David Williamson’s penultimate play is a combustible cocktail of viewpoints on the Australian government’s refugee and asylum policy. Shake and stir and off it goes.
Retired judge Roger (played by Andrew McFarlane) is being thrown a 70th birthday party in his Pymble home.
Supervised by his wife Sue (Belinda Giblin), it’s meant to be a family-only affair, though that in itself is enough to guarantee acrimony.
Roger and Sue’s children are poles apart, their views seemingly irreconcilable.
Eldest daughter Lisa (Danielle King) is a left-leaning activist concerned with refugee rights.
Michael (Jamie Oxenbould) is a born-again Christian and prosperity gospel evangelist.
Emily (Ella Prince) serves aboard a Border Force patrol boat.
To this already unstable mixture, Williamson adds two catalysts. The first is Emily’s partner and patrol boat commander Nolene (Bishanyia Vincent). Second is Lisa’s surprise guest, Saba (Sabryna Walters), an Iranian asylum seeker on the run having made it to the mainland for psychiatric assessment in the wake of a suicide attempt.
What should be a celebration turns into a no-holds-barred dinner table shit-fight in which old grievances are weaponised by people desperate to hold the moral high ground. A microcosmic representation of the hardliner vs progressive stoush playing out in Australian culture and politics emerges.
Family Values is as angry a play I’ve seen from Williamson in 20-odd years. His conflict is overly diagrammatic, but there’s palpable heat in his writing this time.
Directed by Lee Lewis, the production is brisk (the play is just 90 minutes long and played straight-through) and matters come to a head entertainingly.
McFarlane and Giblin holding the centre strongly and Oxenbould wrings every last comic drop available in the role of Michael. Vincent carries the role of antagonist-prime effortlessly and Walters makes a powerful late statement through Saba’s depiction of life in a Nauruan detention camp.

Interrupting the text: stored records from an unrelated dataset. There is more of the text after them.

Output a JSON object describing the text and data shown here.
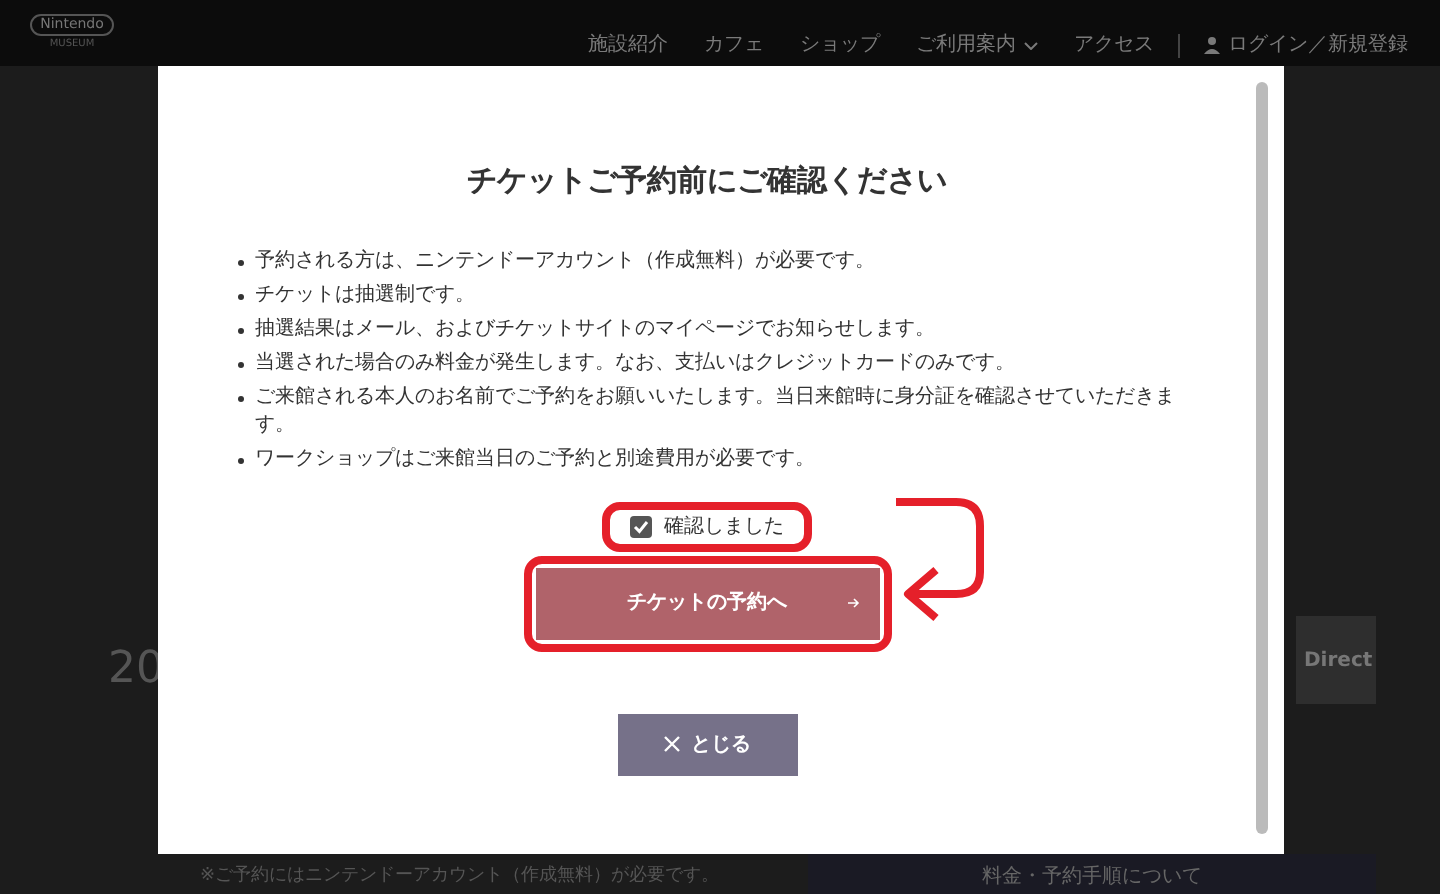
{
  "header": {
    "logo": "Nintendo",
    "logo_sub": "MUSEUM",
    "nav": [
      {
        "label": "施設紹介",
        "has_menu": false
      },
      {
        "label": "カフェ",
        "has_menu": false
      },
      {
        "label": "ショップ",
        "has_menu": false
      },
      {
        "label": "ご利用案内",
        "has_menu": true
      },
      {
        "label": "アクセス",
        "has_menu": false
      }
    ],
    "login": "ログイン／新規登録"
  },
  "background": {
    "heading": "20",
    "direct": "Direct",
    "info_link": "料金・予約手順について",
    "footnote": "※ご予約にはニンテンドーアカウント（作成無料）が必要です。"
  },
  "modal": {
    "title": "チケットご予約前にご確認ください",
    "notes": [
      "予約される方は、ニンテンドーアカウント（作成無料）が必要です。",
      "チケットは抽選制です。",
      "抽選結果はメール、およびチケットサイトのマイページでお知らせします。",
      "当選された場合のみ料金が発生します。なお、支払いはクレジットカードのみです。",
      "ご来館される本人のお名前でご予約をお願いいたします。当日来館時に身分証を確認させていただきます。",
      "ワークショップはご来館当日のご予約と別途費用が必要です。"
    ],
    "confirm": {
      "label": "確認しました",
      "checked": true
    },
    "reserve_button": "チケットの予約へ",
    "close_button": "とじる"
  }
}
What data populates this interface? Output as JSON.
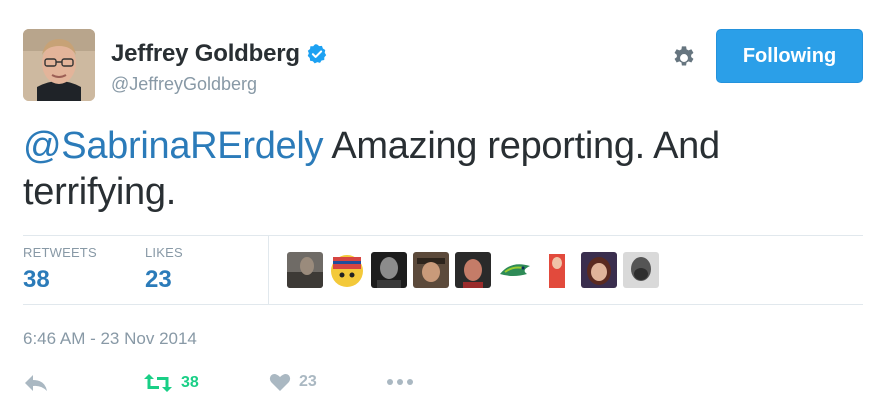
{
  "user": {
    "name": "Jeffrey Goldberg",
    "handle": "@JeffreyGoldberg",
    "avatar_icon": "profile-photo"
  },
  "header": {
    "settings_icon": "gear-icon",
    "follow_button_label": "Following"
  },
  "tweet": {
    "mention": "@SabrinaRErdely",
    "text_line1": " Amazing reporting. And",
    "text_line2": "terrifying."
  },
  "stats": {
    "retweets_label": "RETWEETS",
    "retweets_count": "38",
    "likes_label": "LIKES",
    "likes_count": "23"
  },
  "likers": [
    "liker-avatar",
    "liker-avatar",
    "liker-avatar",
    "liker-avatar",
    "liker-avatar",
    "liker-avatar",
    "liker-avatar",
    "liker-avatar",
    "liker-avatar"
  ],
  "timestamp": "6:46 AM - 23 Nov 2014",
  "actions": {
    "reply_icon": "reply-icon",
    "retweet_icon": "retweet-icon",
    "retweet_count": "38",
    "like_icon": "heart-icon",
    "like_count": "23",
    "more_icon": "more-icon"
  },
  "colors": {
    "follow_button": "#2b9fe8",
    "link": "#2b7bb9",
    "retweet_green": "#19cf86",
    "muted": "#8899a6",
    "verified_blue": "#1da1f2"
  }
}
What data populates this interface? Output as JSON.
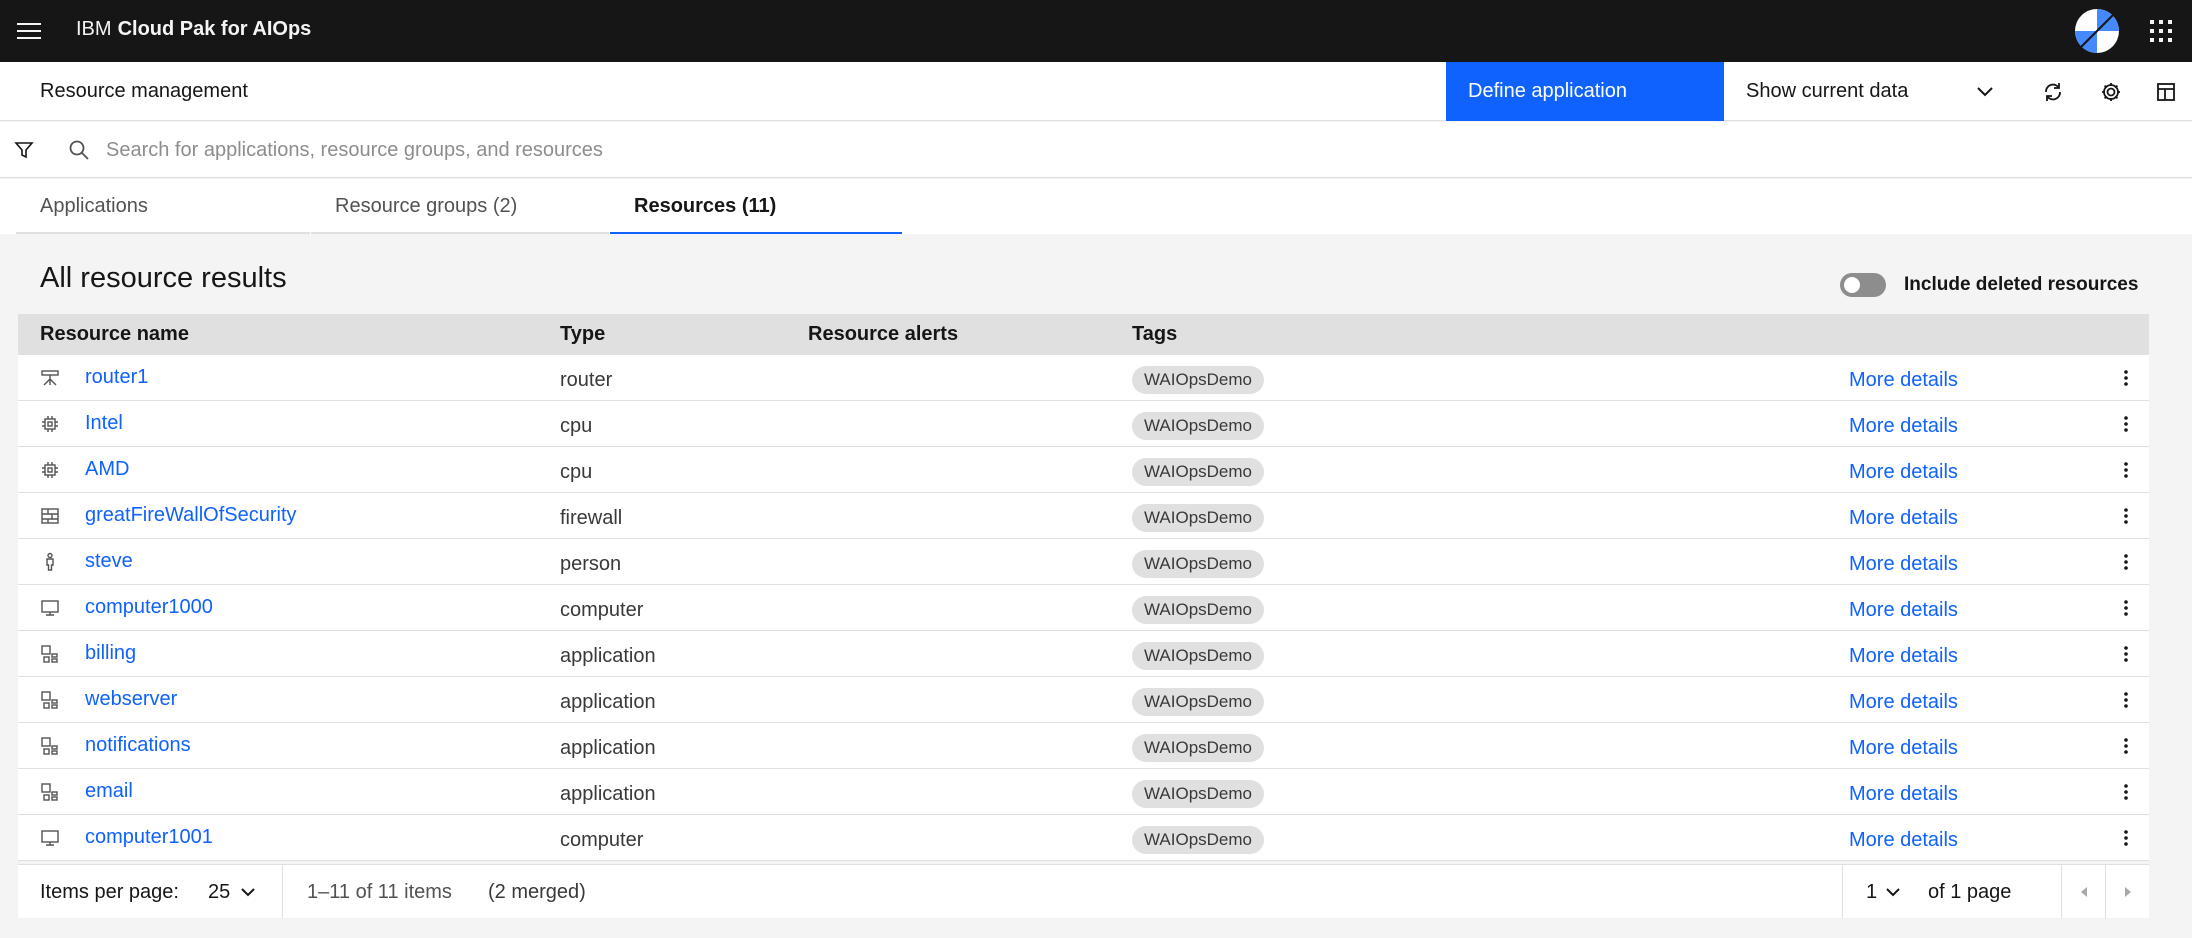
{
  "shell": {
    "brand_prefix": "IBM",
    "brand_product": "Cloud Pak for AIOps"
  },
  "page": {
    "title": "Resource management",
    "define_button": "Define application",
    "data_select_value": "Show current data"
  },
  "search": {
    "placeholder": "Search for applications, resource groups, and resources"
  },
  "tabs": [
    {
      "label": "Applications"
    },
    {
      "label": "Resource groups (2)"
    },
    {
      "label": "Resources (11)"
    }
  ],
  "results": {
    "title": "All resource results",
    "toggle_label": "Include deleted resources"
  },
  "table": {
    "headers": {
      "name": "Resource name",
      "type": "Type",
      "alerts": "Resource alerts",
      "tags": "Tags"
    },
    "rows": [
      {
        "name": "router1",
        "type": "router",
        "tag": "WAIOpsDemo",
        "more": "More details",
        "icon": "router-icon"
      },
      {
        "name": "Intel",
        "type": "cpu",
        "tag": "WAIOpsDemo",
        "more": "More details",
        "icon": "chip-icon"
      },
      {
        "name": "AMD",
        "type": "cpu",
        "tag": "WAIOpsDemo",
        "more": "More details",
        "icon": "chip-icon"
      },
      {
        "name": "greatFireWallOfSecurity",
        "type": "firewall",
        "tag": "WAIOpsDemo",
        "more": "More details",
        "icon": "firewall-icon"
      },
      {
        "name": "steve",
        "type": "person",
        "tag": "WAIOpsDemo",
        "more": "More details",
        "icon": "person-icon"
      },
      {
        "name": "computer1000",
        "type": "computer",
        "tag": "WAIOpsDemo",
        "more": "More details",
        "icon": "monitor-icon"
      },
      {
        "name": "billing",
        "type": "application",
        "tag": "WAIOpsDemo",
        "more": "More details",
        "icon": "application-icon"
      },
      {
        "name": "webserver",
        "type": "application",
        "tag": "WAIOpsDemo",
        "more": "More details",
        "icon": "application-icon"
      },
      {
        "name": "notifications",
        "type": "application",
        "tag": "WAIOpsDemo",
        "more": "More details",
        "icon": "application-icon"
      },
      {
        "name": "email",
        "type": "application",
        "tag": "WAIOpsDemo",
        "more": "More details",
        "icon": "application-icon"
      },
      {
        "name": "computer1001",
        "type": "computer",
        "tag": "WAIOpsDemo",
        "more": "More details",
        "icon": "monitor-icon"
      }
    ]
  },
  "pagination": {
    "items_per_page_label": "Items per page:",
    "items_per_page_value": "25",
    "range": "1–11 of 11 items",
    "merged": "(2 merged)",
    "page_value": "1",
    "of_pages": "of 1 page"
  },
  "colors": {
    "accent": "#0f62fe",
    "shell_bg": "#161616",
    "row_bg": "#ffffff",
    "header_bg": "#e0e0e0",
    "tag_bg": "#e0e0e0"
  }
}
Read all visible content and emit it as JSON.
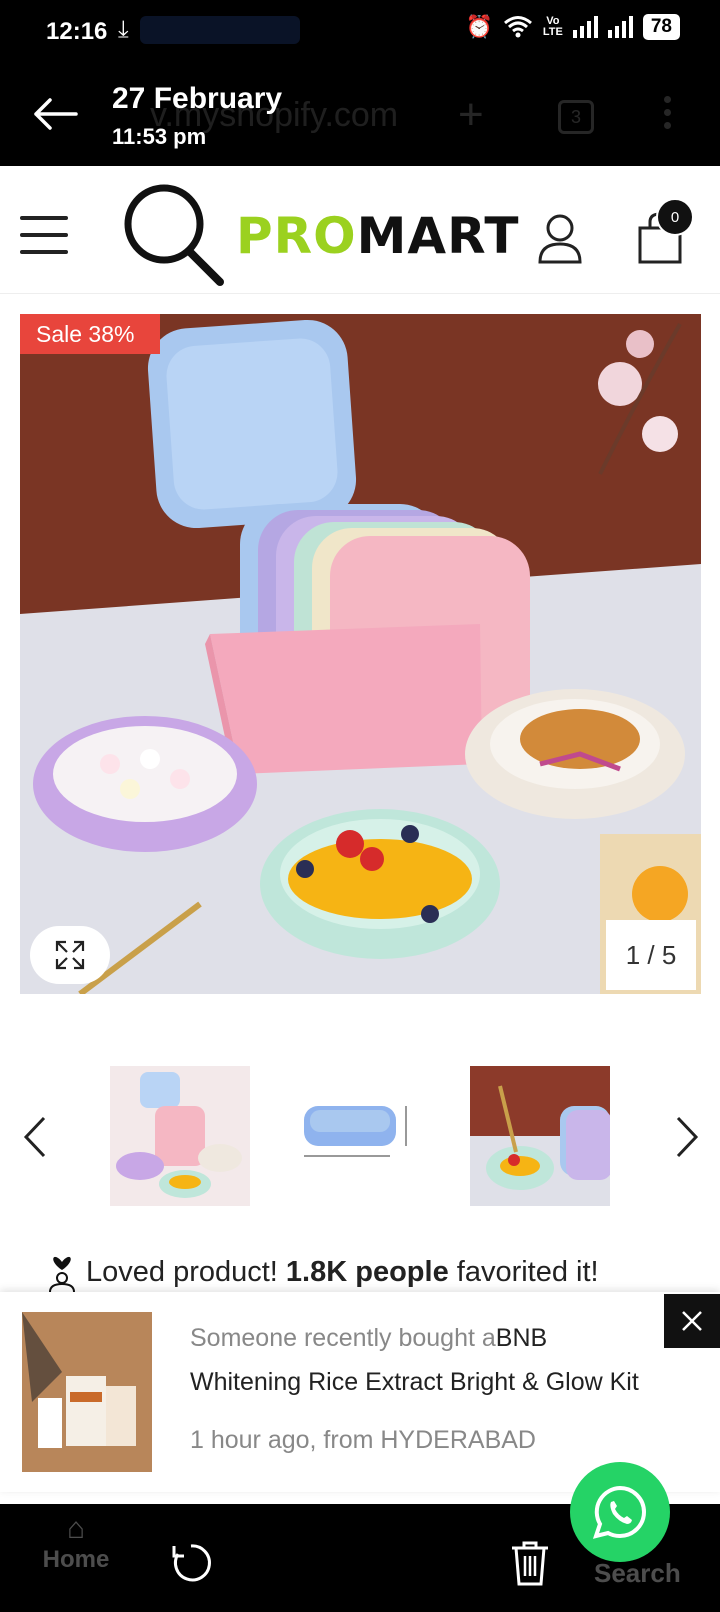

The ending doesn’t entirely satisfy. The proposed solution to the problem of Saba’s presence is convoluted and strikes as unlikely to succeed were this real life. That it does here suggests the privileged have less to fear when it comes to voicing and acting on their disquiet than they imagine.